The two copies (not your primary data) should be stored on different storage media. For example, one of the copies could be stored on an internal hard disk drive, and the other on a removable storage media (tape, external hard drive, cloud-storage, etc.)

An alternative could be to place the primary backup on internal hard disk drives of a physical server, and the secondary on an internal hard disk drive of a NAS, where the hard disk drives on both systems are of a different brand and size.

1: Store at Least 1 of the Copies at an Off-Site Location

It is highly recommended to keep at least one copy of the backup away from the physical location where the primary data and primary backup is stored. If your organization does not have a remote or branch office, it’s recommended to save a copy at a service provider in a private cloud. VEEAM is a great option as a backup-product, and offers Cloud Connect as a certified Service Provider.

1: Store at Least 1 of the Copies Offline

Storing a copy offline means there is no connection with your infrastructure. If a natural disaster occurs or a hacker gains access to your environment, everything with an online connection is at risk. An offline copy could be stored on a rotating external USB-disk, tapes, or a backup to the cloud with insider protection. VEEAM offers Cloud Connect with insider protection as an alternative.

0: Be Sure to Have Verified Backups without Errors

Backups have to be verified in order to be successful. They require daily monitoring for errors, and regular restoration tests.

The last 1 and 0 is an upgrade to the 3-2-1 rule offered by VEEAM, and provides incredible versatility by going the extra mile. With their SureBackup recovery verification and Cloud Connect services, you can take your backups one step further for ultra-resilient data protection.

veeam_logo_on_plate.png.web.1920.1920

With the 3-2-1-1-0 rule, organizations can better protect their data from the devastating effects of a disaster or cyberattack.

Build Your Data Protection Strategy with Cloudsmart

Here at Cloudsmart, we understand how vital security and data is to organizations. We are a proud partner of Veeam for backup and replication, as their products offer robust protection for businesses of all sizes. We can make the move as smooth as possible so you can focus on what you do best – running your company.

Call Cloudsmart today to get a quote!
New call-to-action

Back to Blog

Related Articles

What to Look for in a Colocation Data Center

There are many reasons to switch to a colocation partner. Maybe your current data center has...

When is a Good Time to Consider Colocation in a Data Center?

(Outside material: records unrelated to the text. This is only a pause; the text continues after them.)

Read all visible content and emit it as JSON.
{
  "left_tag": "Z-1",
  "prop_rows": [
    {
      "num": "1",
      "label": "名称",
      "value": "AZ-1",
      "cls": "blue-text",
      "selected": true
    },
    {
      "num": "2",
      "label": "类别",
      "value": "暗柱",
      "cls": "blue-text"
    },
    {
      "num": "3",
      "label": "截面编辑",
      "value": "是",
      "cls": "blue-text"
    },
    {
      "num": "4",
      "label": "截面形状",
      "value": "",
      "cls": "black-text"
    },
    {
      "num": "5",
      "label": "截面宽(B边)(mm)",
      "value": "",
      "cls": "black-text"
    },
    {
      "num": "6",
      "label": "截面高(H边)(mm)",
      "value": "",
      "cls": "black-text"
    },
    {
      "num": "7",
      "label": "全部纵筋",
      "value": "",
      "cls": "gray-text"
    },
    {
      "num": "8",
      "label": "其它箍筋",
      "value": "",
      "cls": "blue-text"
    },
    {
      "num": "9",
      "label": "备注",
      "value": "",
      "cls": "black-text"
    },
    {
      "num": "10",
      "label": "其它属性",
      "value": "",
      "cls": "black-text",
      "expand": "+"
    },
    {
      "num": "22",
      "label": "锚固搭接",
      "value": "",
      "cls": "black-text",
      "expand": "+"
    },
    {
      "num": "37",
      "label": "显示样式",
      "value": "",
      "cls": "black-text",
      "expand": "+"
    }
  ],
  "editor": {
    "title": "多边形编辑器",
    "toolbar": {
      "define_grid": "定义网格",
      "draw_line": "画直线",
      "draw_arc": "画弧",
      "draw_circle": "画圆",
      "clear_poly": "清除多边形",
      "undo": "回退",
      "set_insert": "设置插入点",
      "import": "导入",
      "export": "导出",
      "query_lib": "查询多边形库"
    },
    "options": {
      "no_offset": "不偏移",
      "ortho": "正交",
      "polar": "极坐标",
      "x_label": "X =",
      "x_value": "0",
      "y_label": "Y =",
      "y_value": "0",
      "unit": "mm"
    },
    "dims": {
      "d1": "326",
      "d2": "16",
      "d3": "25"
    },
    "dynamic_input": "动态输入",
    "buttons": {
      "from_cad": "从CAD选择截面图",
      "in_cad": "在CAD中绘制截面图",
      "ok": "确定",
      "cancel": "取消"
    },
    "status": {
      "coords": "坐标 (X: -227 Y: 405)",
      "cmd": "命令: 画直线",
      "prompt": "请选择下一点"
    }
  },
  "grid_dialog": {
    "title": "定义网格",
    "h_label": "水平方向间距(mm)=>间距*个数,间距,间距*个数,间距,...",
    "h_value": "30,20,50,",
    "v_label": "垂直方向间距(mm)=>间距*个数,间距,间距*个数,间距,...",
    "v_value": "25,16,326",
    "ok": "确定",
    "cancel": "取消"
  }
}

Colocation is a beneficial option for businesses looking to securely store their infrastructure...

Key Components of a Business Continuity Plan

How quickly your organization can bounce back after a disaster heavily depends on how well you plan...